• **Records**:

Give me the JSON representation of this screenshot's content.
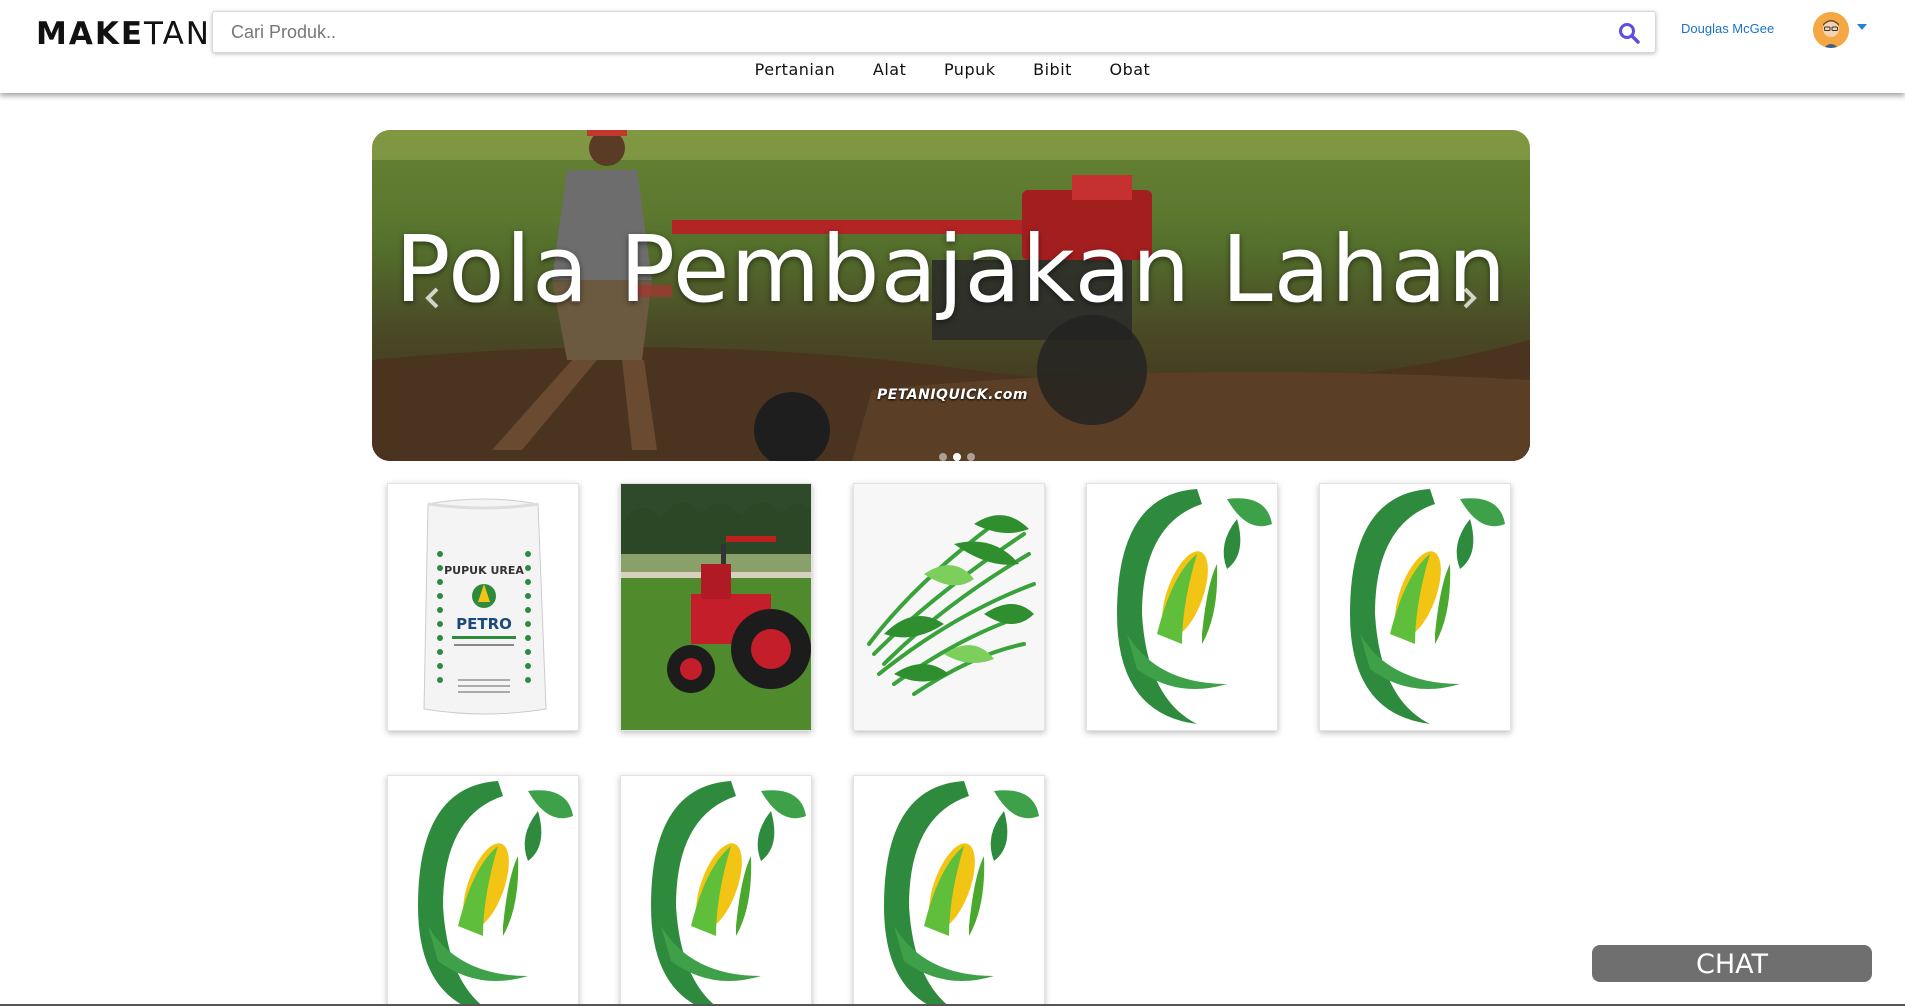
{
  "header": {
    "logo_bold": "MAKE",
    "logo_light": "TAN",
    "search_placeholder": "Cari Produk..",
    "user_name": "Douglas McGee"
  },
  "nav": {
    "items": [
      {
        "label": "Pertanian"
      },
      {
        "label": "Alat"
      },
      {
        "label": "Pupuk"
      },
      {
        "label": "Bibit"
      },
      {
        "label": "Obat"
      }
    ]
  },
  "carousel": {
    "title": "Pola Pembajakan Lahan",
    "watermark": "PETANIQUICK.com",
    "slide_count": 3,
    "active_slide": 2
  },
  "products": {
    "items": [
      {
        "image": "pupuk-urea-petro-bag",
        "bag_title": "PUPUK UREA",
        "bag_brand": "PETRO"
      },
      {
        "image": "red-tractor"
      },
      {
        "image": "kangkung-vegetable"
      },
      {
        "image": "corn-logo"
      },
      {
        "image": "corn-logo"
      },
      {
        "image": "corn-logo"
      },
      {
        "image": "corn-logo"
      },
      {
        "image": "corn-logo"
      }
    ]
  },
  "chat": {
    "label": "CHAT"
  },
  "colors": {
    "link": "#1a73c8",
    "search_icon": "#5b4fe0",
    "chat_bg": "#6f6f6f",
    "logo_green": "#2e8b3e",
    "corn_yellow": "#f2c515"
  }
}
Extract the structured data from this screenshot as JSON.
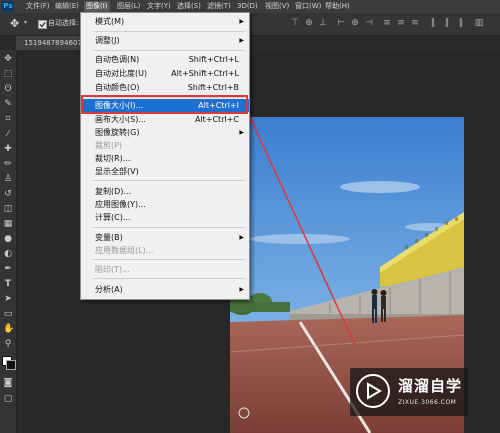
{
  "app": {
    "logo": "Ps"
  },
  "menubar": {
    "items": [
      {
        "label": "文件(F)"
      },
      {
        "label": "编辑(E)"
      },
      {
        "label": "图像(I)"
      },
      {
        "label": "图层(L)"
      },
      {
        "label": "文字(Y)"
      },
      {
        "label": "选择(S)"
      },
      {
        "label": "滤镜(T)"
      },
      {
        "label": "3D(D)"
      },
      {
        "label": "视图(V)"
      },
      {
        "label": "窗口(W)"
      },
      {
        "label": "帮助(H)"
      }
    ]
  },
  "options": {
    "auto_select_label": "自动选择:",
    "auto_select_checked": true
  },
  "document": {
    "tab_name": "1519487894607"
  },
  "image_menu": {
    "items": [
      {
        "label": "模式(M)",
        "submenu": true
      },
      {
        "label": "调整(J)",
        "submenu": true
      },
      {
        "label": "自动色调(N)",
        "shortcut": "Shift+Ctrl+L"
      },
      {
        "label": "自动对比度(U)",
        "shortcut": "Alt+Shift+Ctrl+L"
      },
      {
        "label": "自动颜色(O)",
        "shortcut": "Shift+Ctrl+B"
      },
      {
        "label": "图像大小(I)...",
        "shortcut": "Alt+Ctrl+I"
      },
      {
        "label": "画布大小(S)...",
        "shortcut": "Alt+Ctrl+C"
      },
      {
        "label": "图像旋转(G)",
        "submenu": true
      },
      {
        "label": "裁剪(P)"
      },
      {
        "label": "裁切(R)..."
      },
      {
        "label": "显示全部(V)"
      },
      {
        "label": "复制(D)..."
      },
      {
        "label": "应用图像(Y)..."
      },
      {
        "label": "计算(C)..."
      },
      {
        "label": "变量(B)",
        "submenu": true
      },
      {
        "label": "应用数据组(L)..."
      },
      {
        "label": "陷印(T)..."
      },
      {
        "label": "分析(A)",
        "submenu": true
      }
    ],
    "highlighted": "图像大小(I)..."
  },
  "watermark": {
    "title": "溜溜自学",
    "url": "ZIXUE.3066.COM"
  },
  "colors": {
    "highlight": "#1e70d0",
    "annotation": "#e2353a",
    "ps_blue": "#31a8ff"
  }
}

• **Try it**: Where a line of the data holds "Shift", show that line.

• **Solution to this exercise**:
        "shortcut": "Shift+Ctrl+L"
        "shortcut": "Alt+Shift+Ctrl+L"
        "shortcut": "Shift+Ctrl+B"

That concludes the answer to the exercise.